- After one week you may rack the wort to a secondary fermenting container.
- After another week the wort can be racked to a bottling bucket and bottled with priming sugar where it will continue to age.
Congratulations, you have just brewed your first all-grain brew!
Sample All-Grain Single Infusion Mash Using A 5 Gallon Mash Tun
You can brew a great beer that is up to 5% ABV using only 10 lbs of grains and a 5 gallon mash tun. If you are looking for more flexibility, greater range of beer styles, and an ABV that is more consistent with the specific beer style, you may want to use a 10 gallon mash tun. But you can still make some great beer with a 5 gallon mash tun!
Here is an example of an all-grain single infusion mash using a 5 gallon mash tun:
- 10 lbs blend of gluten free grains, milled, blended with 2 lbs (20%) rice hulls
- 3 gallons (12 quarts) strike water at 183.1F (water-to-grain ratio of 1 quart per pound); or 3.8 gallons (15 quarts) strike water at 178.7F (water-to-grain ratio of 1.25 quarts per pound)
- Add strike water to 5 gallon mash tun and stir in the 12 lbs of milled gluten free grains, rice hulls and enzymes (this will fill your mash tun near the very top but will not exceed the capacity of the mash tun)

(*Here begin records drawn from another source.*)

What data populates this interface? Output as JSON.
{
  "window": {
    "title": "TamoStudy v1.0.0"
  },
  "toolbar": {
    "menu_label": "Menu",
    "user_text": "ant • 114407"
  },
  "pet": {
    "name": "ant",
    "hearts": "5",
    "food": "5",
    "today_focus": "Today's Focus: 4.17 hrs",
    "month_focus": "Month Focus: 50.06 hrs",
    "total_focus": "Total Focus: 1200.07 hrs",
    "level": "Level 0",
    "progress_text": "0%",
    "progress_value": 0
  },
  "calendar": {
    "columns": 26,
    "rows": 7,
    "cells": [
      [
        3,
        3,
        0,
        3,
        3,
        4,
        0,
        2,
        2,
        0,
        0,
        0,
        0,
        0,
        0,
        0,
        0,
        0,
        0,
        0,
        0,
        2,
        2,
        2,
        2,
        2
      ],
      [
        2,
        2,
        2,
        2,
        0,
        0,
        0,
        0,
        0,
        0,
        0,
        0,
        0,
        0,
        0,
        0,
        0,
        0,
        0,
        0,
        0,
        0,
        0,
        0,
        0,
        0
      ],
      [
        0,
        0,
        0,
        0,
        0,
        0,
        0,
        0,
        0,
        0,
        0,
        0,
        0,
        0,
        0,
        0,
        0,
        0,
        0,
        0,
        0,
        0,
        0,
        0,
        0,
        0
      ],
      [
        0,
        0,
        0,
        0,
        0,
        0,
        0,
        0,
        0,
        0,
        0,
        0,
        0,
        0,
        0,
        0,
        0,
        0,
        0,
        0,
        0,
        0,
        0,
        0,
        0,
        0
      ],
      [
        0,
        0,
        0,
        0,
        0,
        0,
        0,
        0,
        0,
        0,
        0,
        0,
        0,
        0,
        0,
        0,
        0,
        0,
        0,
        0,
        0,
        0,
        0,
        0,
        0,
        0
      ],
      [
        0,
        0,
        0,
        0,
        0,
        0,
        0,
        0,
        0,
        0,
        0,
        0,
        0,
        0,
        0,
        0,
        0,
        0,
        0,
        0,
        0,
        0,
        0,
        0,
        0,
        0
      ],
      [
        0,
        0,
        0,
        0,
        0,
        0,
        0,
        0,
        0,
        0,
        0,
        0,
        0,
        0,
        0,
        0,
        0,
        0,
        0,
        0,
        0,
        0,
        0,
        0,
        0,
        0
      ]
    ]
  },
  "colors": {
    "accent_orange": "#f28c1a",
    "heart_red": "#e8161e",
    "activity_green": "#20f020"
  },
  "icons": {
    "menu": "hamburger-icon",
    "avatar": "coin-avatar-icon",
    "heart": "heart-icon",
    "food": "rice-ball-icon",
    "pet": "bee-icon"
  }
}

- Allow mashing to occur for 90-120 minutes (longer if using malted rice), collect wort and sparge grains.
- Now you are ready to start your boil and brew some great beer!
Sample All-Grain Single Infusion Mash Using A 10 Gallon Mash Tun
To reach full potential of any style beer it is recommended to use 16-18 lbs of grains and a 10 gallon mash tun.
Here is an example of an all-grain single infusion mash using a 10 gallon mash tun:
- 16 lbs blend of gluten free grains, milled, blended with 3.25 lbs (20%) rice hulls
- 4.8 gallons (19.3 quarts) strike water at 183.1F (water-to-grain ratio of 1 quart per pound); or 6 gallons (24 quarts) strike water at 179.1F (water-to-grain ratio of 1.25 quarts per pound)
- Add strike water to 10 gallon mash tun and stir in the 19.25 lbs of milled gluten free grains, rice hulls and enzymes
- Allow mashing to occur for 90-120 minutes (longer if using malted rice), collect wort and sparge grains.
- Now you are ready to start your boil and brew some great beer!